The charity founded by former Penn State defensive coordinator Jerry Sandusky, Second Mile, plans to fold and will look to transfer its programs to other nonprofit organizations, according to The New York Times.
“We’re working hard to figure out how the programs can survive this event,” David Woodle, the charity’s acting chief executive told The Times. “We aren’t protective of this organization that it survives at all costs.”

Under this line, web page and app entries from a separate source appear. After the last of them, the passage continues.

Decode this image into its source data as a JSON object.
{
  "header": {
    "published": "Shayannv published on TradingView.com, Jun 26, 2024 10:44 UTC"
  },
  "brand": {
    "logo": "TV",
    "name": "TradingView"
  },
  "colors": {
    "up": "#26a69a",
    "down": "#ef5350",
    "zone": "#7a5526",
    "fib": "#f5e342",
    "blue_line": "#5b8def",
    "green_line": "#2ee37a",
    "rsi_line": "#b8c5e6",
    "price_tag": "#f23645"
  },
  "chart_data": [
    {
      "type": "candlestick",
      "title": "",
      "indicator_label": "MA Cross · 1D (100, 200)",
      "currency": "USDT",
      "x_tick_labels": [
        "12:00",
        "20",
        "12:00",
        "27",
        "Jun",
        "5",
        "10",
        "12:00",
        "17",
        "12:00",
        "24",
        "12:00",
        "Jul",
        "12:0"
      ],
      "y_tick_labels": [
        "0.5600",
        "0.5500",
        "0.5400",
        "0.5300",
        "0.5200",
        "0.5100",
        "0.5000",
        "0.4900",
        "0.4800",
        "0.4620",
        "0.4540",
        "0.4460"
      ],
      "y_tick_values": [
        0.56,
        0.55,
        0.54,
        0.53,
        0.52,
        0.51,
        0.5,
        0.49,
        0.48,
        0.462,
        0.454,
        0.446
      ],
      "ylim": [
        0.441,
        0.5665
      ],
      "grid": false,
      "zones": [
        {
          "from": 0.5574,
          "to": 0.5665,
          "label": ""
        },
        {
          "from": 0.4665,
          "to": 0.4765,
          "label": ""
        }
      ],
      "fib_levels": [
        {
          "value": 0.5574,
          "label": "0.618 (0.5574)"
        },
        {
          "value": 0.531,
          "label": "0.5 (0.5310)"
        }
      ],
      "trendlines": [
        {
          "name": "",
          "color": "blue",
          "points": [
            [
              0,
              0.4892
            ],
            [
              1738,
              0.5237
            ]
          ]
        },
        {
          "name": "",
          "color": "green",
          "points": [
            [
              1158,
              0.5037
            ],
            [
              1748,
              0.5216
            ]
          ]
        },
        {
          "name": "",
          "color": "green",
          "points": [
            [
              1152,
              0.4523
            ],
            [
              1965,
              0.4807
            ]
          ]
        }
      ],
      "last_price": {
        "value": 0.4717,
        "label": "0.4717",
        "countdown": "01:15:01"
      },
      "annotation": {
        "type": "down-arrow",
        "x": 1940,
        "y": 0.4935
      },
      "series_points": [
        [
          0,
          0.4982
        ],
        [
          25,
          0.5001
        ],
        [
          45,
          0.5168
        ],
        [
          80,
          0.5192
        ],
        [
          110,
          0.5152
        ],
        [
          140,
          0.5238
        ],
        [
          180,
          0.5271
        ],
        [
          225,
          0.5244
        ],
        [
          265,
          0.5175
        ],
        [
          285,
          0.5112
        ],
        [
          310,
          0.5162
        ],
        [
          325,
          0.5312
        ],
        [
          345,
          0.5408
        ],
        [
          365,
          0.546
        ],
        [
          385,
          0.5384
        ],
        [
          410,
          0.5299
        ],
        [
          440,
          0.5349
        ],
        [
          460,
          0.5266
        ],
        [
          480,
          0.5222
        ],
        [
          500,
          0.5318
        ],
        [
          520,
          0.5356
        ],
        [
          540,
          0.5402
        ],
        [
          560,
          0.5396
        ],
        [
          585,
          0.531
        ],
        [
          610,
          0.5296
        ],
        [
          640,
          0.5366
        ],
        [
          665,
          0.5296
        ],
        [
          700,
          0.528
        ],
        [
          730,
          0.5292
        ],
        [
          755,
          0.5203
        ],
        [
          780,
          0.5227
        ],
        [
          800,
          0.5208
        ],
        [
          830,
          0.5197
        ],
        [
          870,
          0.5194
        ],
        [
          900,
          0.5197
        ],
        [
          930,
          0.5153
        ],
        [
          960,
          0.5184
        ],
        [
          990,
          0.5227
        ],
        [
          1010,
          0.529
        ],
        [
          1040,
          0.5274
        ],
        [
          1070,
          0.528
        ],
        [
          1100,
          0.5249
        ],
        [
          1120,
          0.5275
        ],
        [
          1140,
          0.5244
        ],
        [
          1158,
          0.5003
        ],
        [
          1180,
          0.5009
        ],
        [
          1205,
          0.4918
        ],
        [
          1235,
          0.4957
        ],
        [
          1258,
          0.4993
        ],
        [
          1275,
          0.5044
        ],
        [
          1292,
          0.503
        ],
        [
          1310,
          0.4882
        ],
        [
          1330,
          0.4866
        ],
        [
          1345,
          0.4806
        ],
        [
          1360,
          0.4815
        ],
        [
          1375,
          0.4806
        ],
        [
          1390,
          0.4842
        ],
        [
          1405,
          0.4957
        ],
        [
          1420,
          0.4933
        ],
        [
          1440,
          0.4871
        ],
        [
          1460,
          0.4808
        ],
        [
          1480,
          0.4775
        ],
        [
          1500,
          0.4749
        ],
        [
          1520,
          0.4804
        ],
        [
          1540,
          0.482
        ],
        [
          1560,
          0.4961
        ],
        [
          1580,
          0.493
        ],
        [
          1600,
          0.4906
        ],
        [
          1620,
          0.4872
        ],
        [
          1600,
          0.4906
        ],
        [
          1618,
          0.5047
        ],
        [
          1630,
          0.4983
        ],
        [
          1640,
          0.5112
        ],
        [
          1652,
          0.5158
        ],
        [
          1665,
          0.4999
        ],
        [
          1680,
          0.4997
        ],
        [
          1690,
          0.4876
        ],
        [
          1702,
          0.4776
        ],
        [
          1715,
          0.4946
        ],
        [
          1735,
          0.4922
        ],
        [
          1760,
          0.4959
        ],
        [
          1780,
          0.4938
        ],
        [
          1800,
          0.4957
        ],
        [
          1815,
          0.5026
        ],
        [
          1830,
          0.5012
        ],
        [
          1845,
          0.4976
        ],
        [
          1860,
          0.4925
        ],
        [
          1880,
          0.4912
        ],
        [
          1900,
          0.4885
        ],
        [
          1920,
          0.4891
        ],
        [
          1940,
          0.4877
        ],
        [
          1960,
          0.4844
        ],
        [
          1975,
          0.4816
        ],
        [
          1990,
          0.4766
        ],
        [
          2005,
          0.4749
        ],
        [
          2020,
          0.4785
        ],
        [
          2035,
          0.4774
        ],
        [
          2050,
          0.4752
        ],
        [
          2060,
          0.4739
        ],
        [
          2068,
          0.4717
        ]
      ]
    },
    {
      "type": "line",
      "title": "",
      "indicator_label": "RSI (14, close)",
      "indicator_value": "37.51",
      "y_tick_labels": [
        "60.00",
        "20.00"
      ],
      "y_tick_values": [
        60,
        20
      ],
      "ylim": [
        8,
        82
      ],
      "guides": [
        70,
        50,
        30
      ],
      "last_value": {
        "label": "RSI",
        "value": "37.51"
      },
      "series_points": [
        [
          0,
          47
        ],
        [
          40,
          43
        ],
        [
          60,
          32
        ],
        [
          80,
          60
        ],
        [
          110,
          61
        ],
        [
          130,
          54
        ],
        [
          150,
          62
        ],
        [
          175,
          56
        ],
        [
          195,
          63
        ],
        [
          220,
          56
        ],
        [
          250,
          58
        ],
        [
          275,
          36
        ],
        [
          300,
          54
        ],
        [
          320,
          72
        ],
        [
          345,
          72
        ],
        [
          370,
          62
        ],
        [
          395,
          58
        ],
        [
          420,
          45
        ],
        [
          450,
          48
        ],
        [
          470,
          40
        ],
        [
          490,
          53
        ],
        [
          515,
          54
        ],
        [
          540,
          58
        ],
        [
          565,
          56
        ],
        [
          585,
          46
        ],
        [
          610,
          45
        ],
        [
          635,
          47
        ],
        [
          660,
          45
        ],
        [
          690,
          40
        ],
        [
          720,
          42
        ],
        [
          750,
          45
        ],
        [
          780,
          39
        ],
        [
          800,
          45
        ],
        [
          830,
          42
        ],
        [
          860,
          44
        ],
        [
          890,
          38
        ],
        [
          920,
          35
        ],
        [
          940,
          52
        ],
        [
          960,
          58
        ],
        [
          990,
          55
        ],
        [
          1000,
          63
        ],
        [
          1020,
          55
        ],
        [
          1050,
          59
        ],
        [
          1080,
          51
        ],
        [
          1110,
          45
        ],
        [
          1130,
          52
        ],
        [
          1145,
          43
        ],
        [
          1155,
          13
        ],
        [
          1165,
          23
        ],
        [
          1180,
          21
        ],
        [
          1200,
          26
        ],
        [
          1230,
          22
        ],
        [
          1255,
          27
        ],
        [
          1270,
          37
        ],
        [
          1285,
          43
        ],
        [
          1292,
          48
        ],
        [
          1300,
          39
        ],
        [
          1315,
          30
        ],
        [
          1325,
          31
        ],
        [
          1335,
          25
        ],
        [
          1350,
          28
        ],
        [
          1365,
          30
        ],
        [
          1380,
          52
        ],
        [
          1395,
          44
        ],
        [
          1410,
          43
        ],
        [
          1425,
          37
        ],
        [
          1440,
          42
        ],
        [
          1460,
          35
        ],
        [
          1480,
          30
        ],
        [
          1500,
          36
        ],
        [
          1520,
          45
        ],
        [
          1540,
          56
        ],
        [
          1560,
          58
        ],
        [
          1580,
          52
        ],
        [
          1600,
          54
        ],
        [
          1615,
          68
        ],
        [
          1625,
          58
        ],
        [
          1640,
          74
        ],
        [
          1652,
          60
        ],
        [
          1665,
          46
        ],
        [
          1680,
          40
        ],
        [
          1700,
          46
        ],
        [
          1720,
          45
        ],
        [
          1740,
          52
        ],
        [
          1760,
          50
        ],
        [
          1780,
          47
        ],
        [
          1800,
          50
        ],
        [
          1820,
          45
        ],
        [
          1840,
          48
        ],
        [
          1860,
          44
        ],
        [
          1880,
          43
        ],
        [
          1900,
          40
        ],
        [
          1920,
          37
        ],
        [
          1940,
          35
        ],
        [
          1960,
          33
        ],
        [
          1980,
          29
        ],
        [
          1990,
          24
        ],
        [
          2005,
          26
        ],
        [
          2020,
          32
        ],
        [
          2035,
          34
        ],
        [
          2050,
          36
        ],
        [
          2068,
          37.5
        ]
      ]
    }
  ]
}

Second Mile has come under extreme scrutiny in recent weeks after the emerging accusations of sexual abuse against Sandusky. The charity, designed to help young children with a troubled past, was believed to be used by Sandusky as a source to find his victims. The 67-year-old has been charged by a state grand jury with counts of deviate sexual intercourse, corruption of minors, endangering the welfare of a child, and indecent assault. Earlier this week, Second Mile announced it had accepted the resignation of then CEO Jack Raykovitz. He had served as the CEO for 28 years.